Its skyline is not made of skyscrapers, but rather a collection of flat-topped adobe buildings that has taken more than four centuries to evolve. At its heart, Santa Fe’s narrow, unaligned streets are decorated with colorful strings of chile called ristras and quaint mud-plastered homes. The endless shades of brown and turquoise all pay homage to the blending of Native American and Spanish cultures.
There are plenty of private and state-run museums that can provide history lessons, but simply wandering the streets, talking to locals and breathing in Santa Fe’s mountain air – seemingly always tinged with the sweet smell of burning cedar and pinon – can all be done for free.
A national historic landmark, the plaza has served as the commercial, social and political center of Santa Fe since the early 1600s. It plays host to art markets through the year and is home to the Palace of the Governors, the nation’s oldest continuously occupied public building.
A webcam offers 24-hour views of the plaza, but there’s nothing like strolling under its portals to get a look at the rows and rows of silver and turquoise jewelry and other wares made by Native Americans. The plaza is also a perfect place for people watching.
Just blocks from the plaza, Canyon Road is home to all things Santa Fe-style. The long, winding road once served as an artery to the mountains for residents who needed to gather firewood.
Now, it’s lined with more than 100 fine art galleries and studios that welcome visitors for free. The galleries feature everything from antiques to traditional Hispanic and Native art and international folk art.
Amid all the adobe architecture is an impressive collection of chapels, cathedrals and mission churches that dates back centuries. One of the largest is the Cathedral Basilica of St. Francis. Aside from being one of the city’s most photographed landmarks, Pope Benedict XVI in 2005 declared it the Southwest’s cradle of Catholicism.
Nearby is Loretto Chapel, which features a legendary spiral wooden staircase that the sisters of the chapel believe was built by St. Joseph himself. Church services are held every Sunday.
Also within walking distance is the oldest church in the nation, San Miguel Mission Church. It’s open during the week and regular services are held on Sundays.
State capitol art collection
During the legislative session, the Roundhouse is often crowded with people running between committee meetings and hand-shake sessions. But the building’s hallways are also adorned with hundreds of works of art.
The Capitol Art Collection was created in 1991 and consists of nearly 600 works exhibited in the building’s public spaces and on the grounds outside. The collection is currently valued at more than $5.6 million. Self-guided tours can be taken Monday through Friday. Free guided tours are also available.
Sangre de Cristos

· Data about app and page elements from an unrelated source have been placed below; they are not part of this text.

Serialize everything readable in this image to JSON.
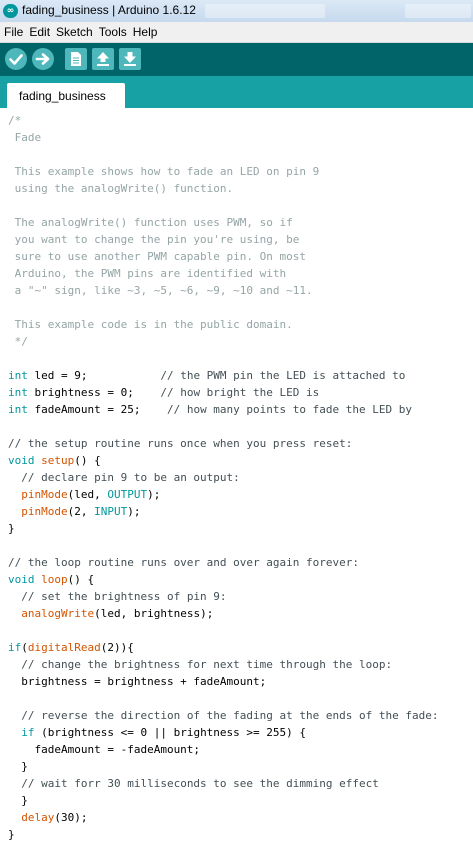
{
  "window": {
    "title": "fading_business | Arduino 1.6.12",
    "logo_glyph": "∞"
  },
  "menu": [
    "File",
    "Edit",
    "Sketch",
    "Tools",
    "Help"
  ],
  "toolbar": {
    "buttons": [
      "verify-icon",
      "upload-icon",
      "new-icon",
      "open-icon",
      "save-icon"
    ],
    "accent": "#006468"
  },
  "tabs": [
    "fading_business"
  ],
  "colors": {
    "comment_block": "#95a5a6",
    "comment_line": "#434f54",
    "keyword": "#00979c",
    "function": "#d35400"
  },
  "code_lines": [
    [
      [
        "com",
        "/*"
      ]
    ],
    [
      [
        "com",
        " Fade"
      ]
    ],
    [],
    [
      [
        "com",
        " This example shows how to fade an LED on pin 9"
      ]
    ],
    [
      [
        "com",
        " using the analogWrite() function."
      ]
    ],
    [],
    [
      [
        "com",
        " The analogWrite() function uses PWM, so if"
      ]
    ],
    [
      [
        "com",
        " you want to change the pin you're using, be"
      ]
    ],
    [
      [
        "com",
        " sure to use another PWM capable pin. On most"
      ]
    ],
    [
      [
        "com",
        " Arduino, the PWM pins are identified with"
      ]
    ],
    [
      [
        "com",
        " a \"~\" sign, like ~3, ~5, ~6, ~9, ~10 and ~11."
      ]
    ],
    [],
    [
      [
        "com",
        " This example code is in the public domain."
      ]
    ],
    [
      [
        "com",
        " */"
      ]
    ],
    [],
    [
      [
        "kw",
        "int"
      ],
      [
        "txt",
        " led = 9;           "
      ],
      [
        "cmt",
        "// the PWM pin the LED is attached to"
      ]
    ],
    [
      [
        "kw",
        "int"
      ],
      [
        "txt",
        " brightness = 0;    "
      ],
      [
        "cmt",
        "// how bright the LED is"
      ]
    ],
    [
      [
        "kw",
        "int"
      ],
      [
        "txt",
        " fadeAmount = 25;    "
      ],
      [
        "cmt",
        "// how many points to fade the LED by"
      ]
    ],
    [],
    [
      [
        "cmt",
        "// the setup routine runs once when you press reset:"
      ]
    ],
    [
      [
        "kw",
        "void"
      ],
      [
        "txt",
        " "
      ],
      [
        "fn",
        "setup"
      ],
      [
        "txt",
        "() {"
      ]
    ],
    [
      [
        "txt",
        "  "
      ],
      [
        "cmt",
        "// declare pin 9 to be an output:"
      ]
    ],
    [
      [
        "txt",
        "  "
      ],
      [
        "fn",
        "pinMode"
      ],
      [
        "txt",
        "(led, "
      ],
      [
        "kw",
        "OUTPUT"
      ],
      [
        "txt",
        ");"
      ]
    ],
    [
      [
        "txt",
        "  "
      ],
      [
        "fn",
        "pinMode"
      ],
      [
        "txt",
        "(2, "
      ],
      [
        "kw",
        "INPUT"
      ],
      [
        "txt",
        ");"
      ]
    ],
    [
      [
        "txt",
        "}"
      ]
    ],
    [],
    [
      [
        "cmt",
        "// the loop routine runs over and over again forever:"
      ]
    ],
    [
      [
        "kw",
        "void"
      ],
      [
        "txt",
        " "
      ],
      [
        "fn",
        "loop"
      ],
      [
        "txt",
        "() {"
      ]
    ],
    [
      [
        "txt",
        "  "
      ],
      [
        "cmt",
        "// set the brightness of pin 9:"
      ]
    ],
    [
      [
        "txt",
        "  "
      ],
      [
        "fn",
        "analogWrite"
      ],
      [
        "txt",
        "(led, brightness);"
      ]
    ],
    [],
    [
      [
        "kw",
        "if"
      ],
      [
        "txt",
        "("
      ],
      [
        "fn",
        "digitalRead"
      ],
      [
        "txt",
        "(2)){"
      ]
    ],
    [
      [
        "txt",
        "  "
      ],
      [
        "cmt",
        "// change the brightness for next time through the loop:"
      ]
    ],
    [
      [
        "txt",
        "  brightness = brightness + fadeAmount;"
      ]
    ],
    [],
    [
      [
        "txt",
        "  "
      ],
      [
        "cmt",
        "// reverse the direction of the fading at the ends of the fade:"
      ]
    ],
    [
      [
        "txt",
        "  "
      ],
      [
        "kw",
        "if"
      ],
      [
        "txt",
        " (brightness <= 0 || brightness >= 255) {"
      ]
    ],
    [
      [
        "txt",
        "    fadeAmount = -fadeAmount;"
      ]
    ],
    [
      [
        "txt",
        "  }"
      ]
    ],
    [
      [
        "txt",
        "  "
      ],
      [
        "cmt",
        "// wait forr 30 milliseconds to see the dimming effect"
      ]
    ],
    [
      [
        "txt",
        "  }"
      ]
    ],
    [
      [
        "txt",
        "  "
      ],
      [
        "fn",
        "delay"
      ],
      [
        "txt",
        "(30);"
      ]
    ],
    [
      [
        "txt",
        "}"
      ]
    ]
  ]
}
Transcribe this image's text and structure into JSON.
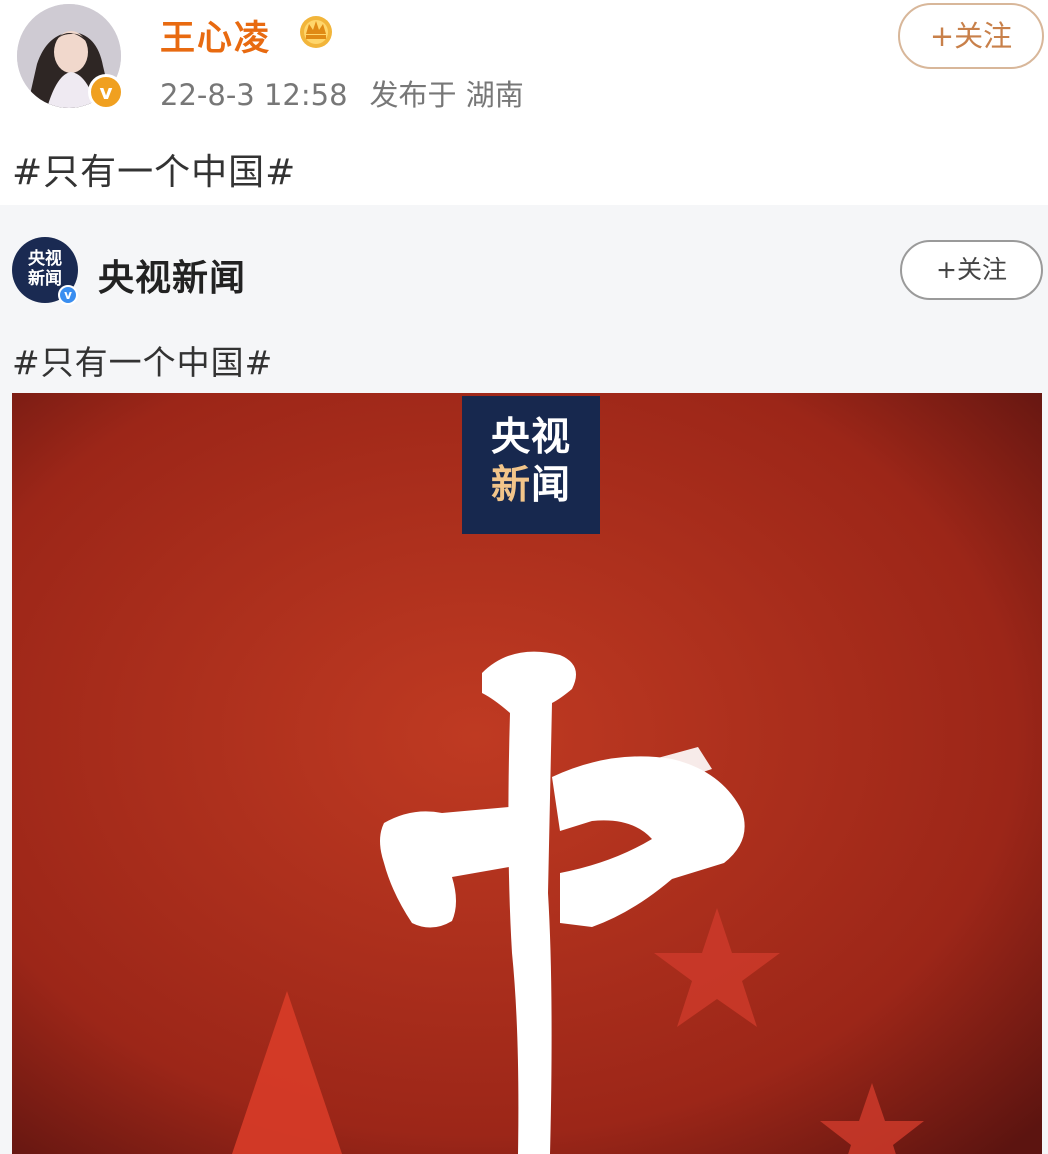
{
  "post": {
    "author": "王心凌",
    "timestamp": "22-8-3 12:58",
    "location": "发布于 湖南",
    "follow_label": "+关注",
    "text": "#只有一个中国#",
    "badge_letter": "v"
  },
  "repost": {
    "author": "央视新闻",
    "avatar_text_line1": "央视",
    "avatar_text_line2": "新闻",
    "follow_label": "+关注",
    "text": "#只有一个中国#",
    "image": {
      "logo_line1": "央视",
      "logo_line2a": "新",
      "logo_line2b": "闻",
      "calligraphy_char": "中"
    }
  },
  "colors": {
    "username": "#e86a10",
    "poster_red": "#a82a1c",
    "logo_navy": "#17284e"
  },
  "icons": [
    "crown-icon",
    "verified-badge-icon",
    "plus-icon"
  ]
}
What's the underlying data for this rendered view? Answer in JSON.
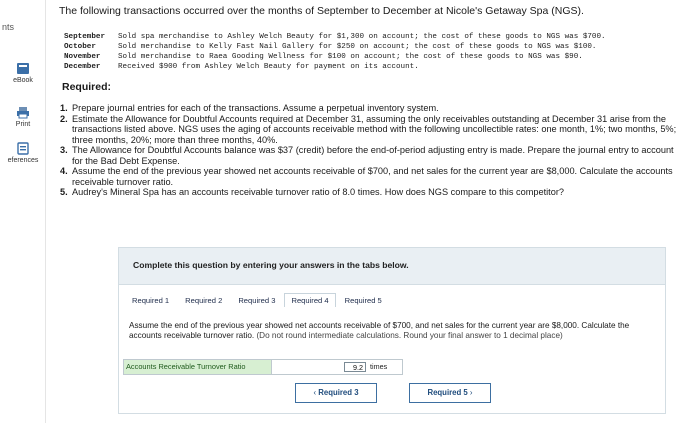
{
  "sidebar": {
    "top_label": "nts",
    "items": [
      {
        "label": "eBook",
        "icon": "ebook-icon"
      },
      {
        "label": "Print",
        "icon": "print-icon"
      },
      {
        "label": "eferences",
        "icon": "references-icon"
      }
    ]
  },
  "intro": "The following transactions occurred over the months of September to December at Nicole's Getaway Spa (NGS).",
  "transactions": [
    {
      "month": "September",
      "desc": "Sold spa merchandise to Ashley Welch Beauty for $1,300 on account; the cost of these goods to NGS was $700."
    },
    {
      "month": "October",
      "desc": "Sold merchandise to Kelly Fast Nail Gallery for $250 on account; the cost of these goods to NGS was $100."
    },
    {
      "month": "November",
      "desc": "Sold merchandise to Raea Gooding Wellness for $100 on account; the cost of these goods to NGS was $90."
    },
    {
      "month": "December",
      "desc": "Received $900 from Ashley Welch Beauty for payment on its account."
    }
  ],
  "required_heading": "Required:",
  "requirements": [
    {
      "num": "1.",
      "text": "Prepare journal entries for each of the transactions. Assume a perpetual inventory system."
    },
    {
      "num": "2.",
      "text": "Estimate the Allowance for Doubtful Accounts required at December 31, assuming the only receivables outstanding at December 31 arise from the transactions listed above. NGS uses the aging of accounts receivable method with the following uncollectible rates: one month, 1%; two months, 5%; three months, 20%; more than three months, 40%."
    },
    {
      "num": "3.",
      "text": "The Allowance for Doubtful Accounts balance was $37 (credit) before the end-of-period adjusting entry is made. Prepare the journal entry to account for the Bad Debt Expense."
    },
    {
      "num": "4.",
      "text": "Assume the end of the previous year showed net accounts receivable of $700, and net sales for the current year are $8,000. Calculate the accounts receivable turnover ratio."
    },
    {
      "num": "5.",
      "text": "Audrey's Mineral Spa has an accounts receivable turnover ratio of 8.0 times. How does NGS compare to this competitor?"
    }
  ],
  "panel_label": "Complete this question by entering your answers in the tabs below.",
  "tabs": [
    {
      "label": "Required 1",
      "active": false
    },
    {
      "label": "Required 2",
      "active": false
    },
    {
      "label": "Required 3",
      "active": false
    },
    {
      "label": "Required 4",
      "active": true
    },
    {
      "label": "Required 5",
      "active": false
    }
  ],
  "instruction": "Assume the end of the previous year showed net accounts receivable of $700, and net sales for the current year are $8,000. Calculate the accounts receivable turnover ratio.",
  "instruction_hint": "(Do not round intermediate calculations. Round your final answer to 1 decimal place)",
  "answer": {
    "label": "Accounts Receivable Turnover Ratio",
    "value": "9.2",
    "unit": "times"
  },
  "nav": {
    "prev_label": "Required 3",
    "next_label": "Required 5",
    "prev_chevron": "‹",
    "next_chevron": "›"
  },
  "colors": {
    "accent": "#1e4b7c",
    "answer_label_bg": "#d7efd2",
    "panel_bg": "#e9eff3"
  }
}
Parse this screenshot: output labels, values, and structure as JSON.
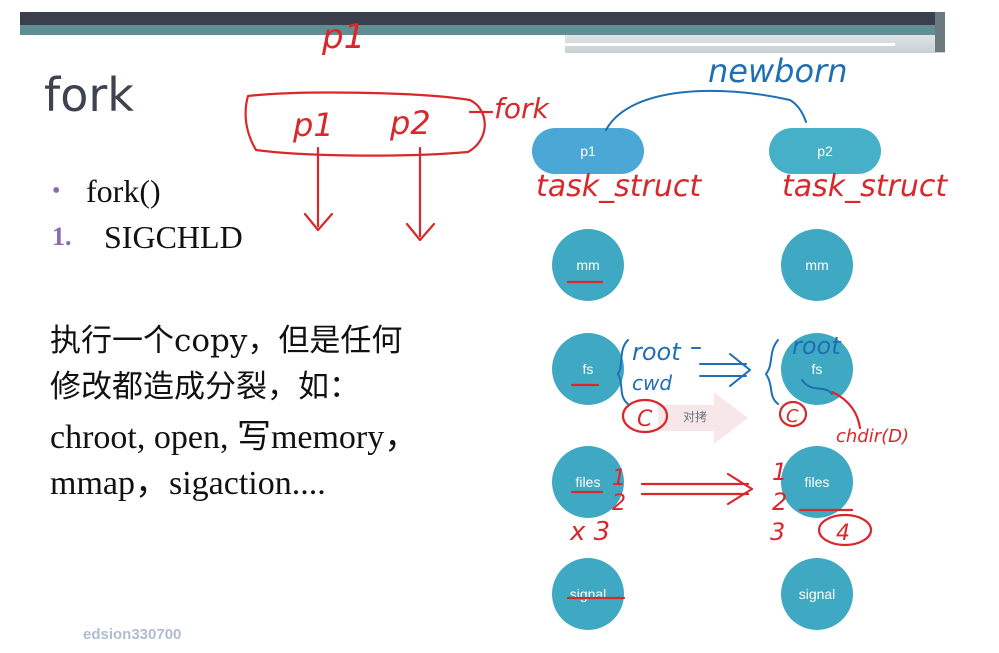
{
  "slide": {
    "title": "fork",
    "bullets": [
      {
        "marker": "•",
        "text": "fork()"
      },
      {
        "marker": "1.",
        "text": "SIGCHLD"
      }
    ],
    "paragraph_cn": "执行一个copy，但是任何\n修改都造成分裂，如：",
    "paragraph_en": "chroot, open, 写memory，\nmmap，sigaction....",
    "watermark": "edsion330700"
  },
  "diagram": {
    "parent": "p1",
    "child": "p2",
    "resources": [
      "mm",
      "fs",
      "files",
      "signal"
    ],
    "copy_label": "对拷"
  },
  "annotations": {
    "top_p1": "p1",
    "box_p1": "p1",
    "box_p2": "p2",
    "fork": "fork",
    "newborn": "newborn",
    "task_struct_left": "task_struct",
    "task_struct_right": "task_struct",
    "root": "root",
    "cwd": "cwd",
    "root_right": "root",
    "c_left": "C",
    "c_right": "C",
    "chdir": "chdir(D)",
    "files_left": "1\n2",
    "x3": "x 3",
    "files_right": "1\n2\n3",
    "four": "4"
  },
  "colors": {
    "ink_red": "#d8282b",
    "ink_blue": "#1f6fb5",
    "node": "#3fa8c2",
    "accent_purple": "#8a6ab3"
  }
}
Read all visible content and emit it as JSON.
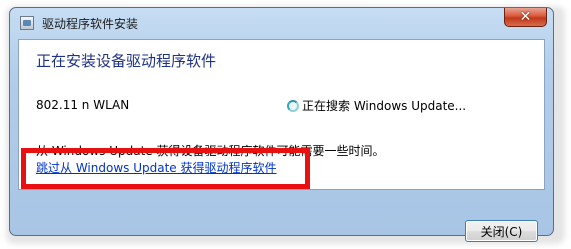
{
  "window": {
    "title": "驱动程序软件安装",
    "close_glyph": "✕"
  },
  "content": {
    "heading": "正在安装设备驱动程序软件",
    "device_name": "802.11 n WLAN",
    "status_text": "正在搜索 Windows Update...",
    "info_text": "从 Windows Update 获得设备驱动程序软件可能需要一些时间。",
    "skip_link": "跳过从 Windows Update 获得驱动程序软件"
  },
  "footer": {
    "close_button": "关闭(C)"
  },
  "colors": {
    "heading": "#1e3287",
    "link": "#0033cc",
    "highlight_box": "#e81010",
    "titlebar": "#b2cde9"
  }
}
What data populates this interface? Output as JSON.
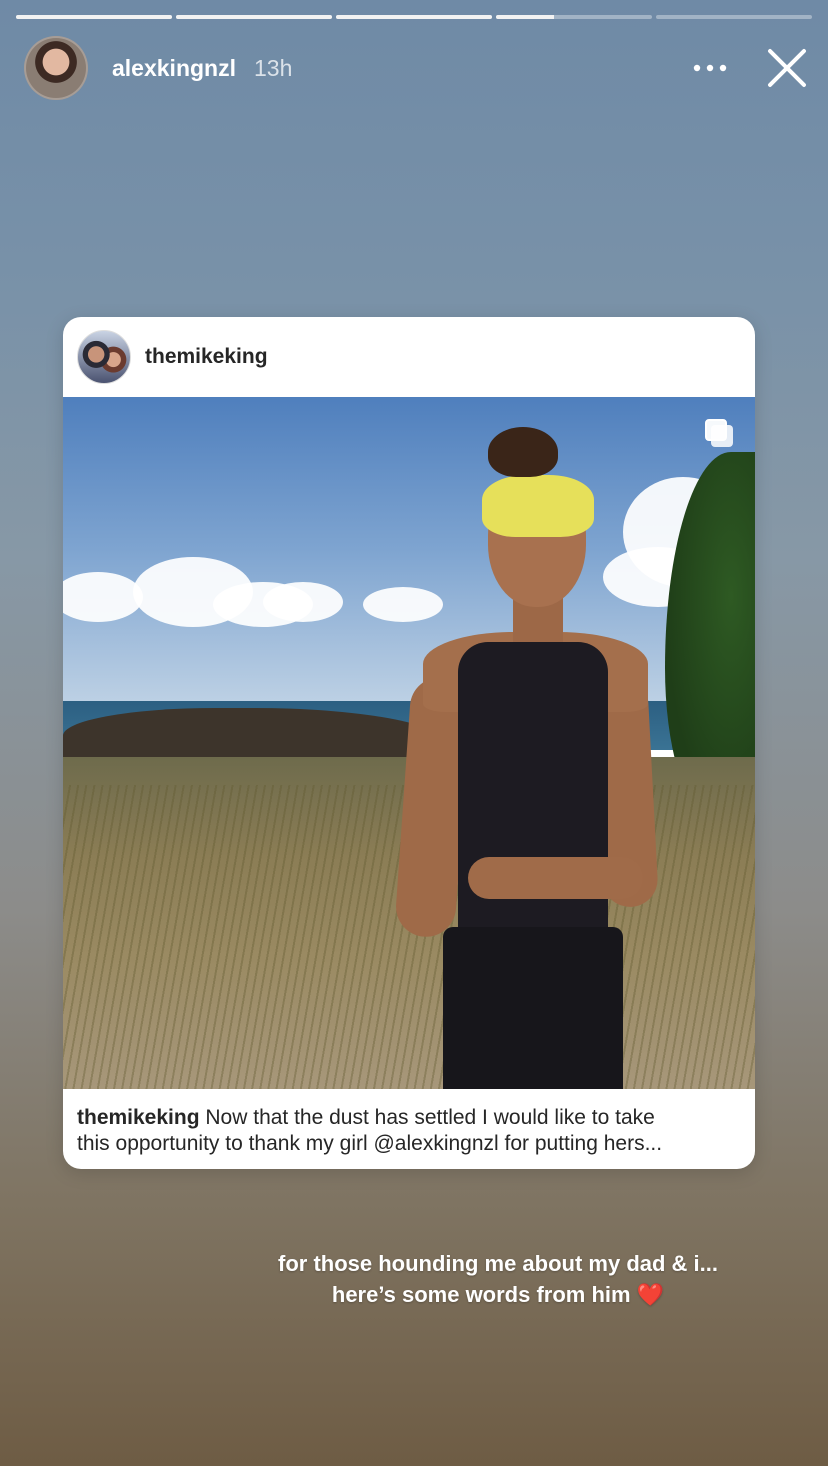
{
  "story": {
    "progress": [
      1,
      1,
      1,
      0.37,
      0
    ],
    "username": "alexkingnzl",
    "time": "13h"
  },
  "post": {
    "username": "themikeking",
    "caption_user": "themikeking",
    "caption_text_line1": "Now that the dust has settled I would like to take",
    "caption_text_line2": "this opportunity to thank my girl @alexkingnzl for putting hers..."
  },
  "overlay_text": {
    "line1": "for those hounding me about my dad & i...",
    "line2": "here’s some words from him",
    "emoji": "❤️"
  },
  "icons": {
    "more": "more-dots-icon",
    "close": "close-icon",
    "multiple": "multiple-photos-icon"
  }
}
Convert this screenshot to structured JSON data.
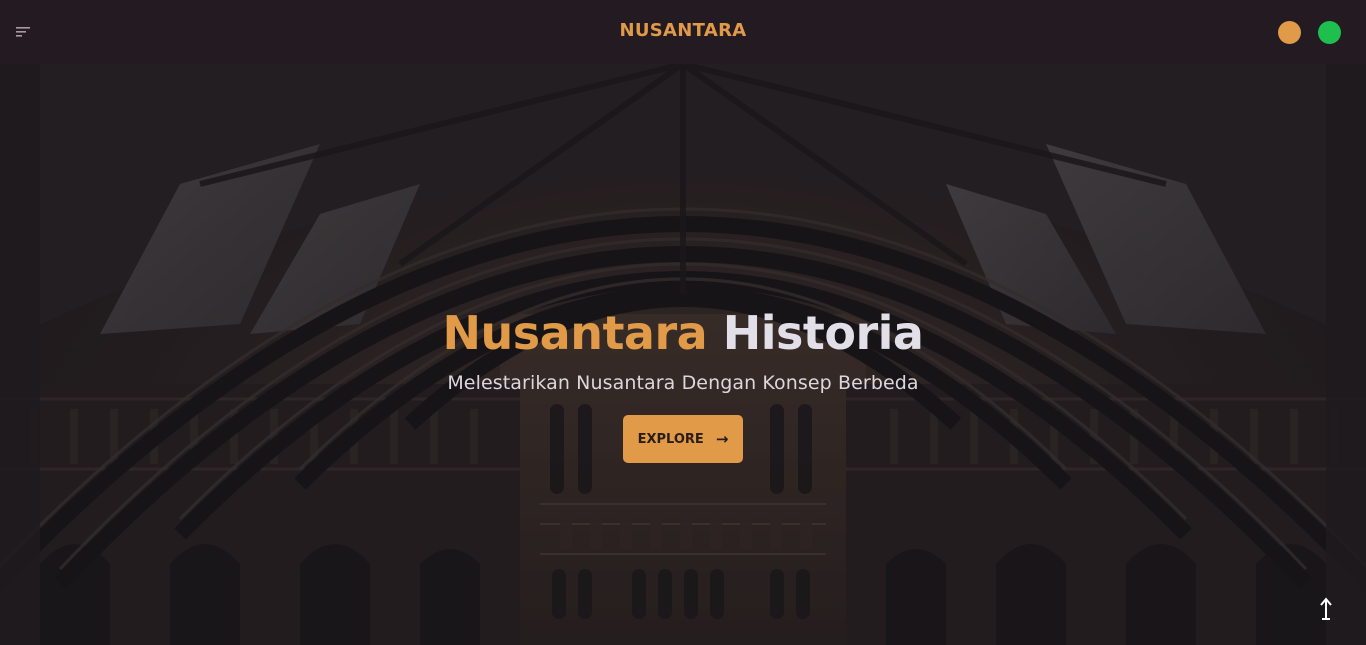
{
  "navbar": {
    "brand": "NUSANTARA",
    "menu_icon": "menu-icon",
    "accent_color": "#e09a48",
    "theme_dot_orange": "#e09a48",
    "theme_dot_green": "#1fbf4f"
  },
  "hero": {
    "title_part1": "Nusantara",
    "title_part2": "Historia",
    "subtitle": "Melestarikan Nusantara Dengan Konsep Berbeda",
    "explore_label": "EXPLORE",
    "explore_icon": "arrow-right-icon",
    "scroll_icon": "arrow-up-icon"
  }
}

The Sangre de Cristo Mountains provide a beautiful backdrop to Santa Fe’s adobe skyline. A short drive out of the city leads to numerous hiking and biking choices. In the fall, the changing aspens attract thousands of people.
Just be prepared for the change in altitude. Santa Fe sits about 7,000 feet above sea level and the mountain vistas can top out around 12,000 feet.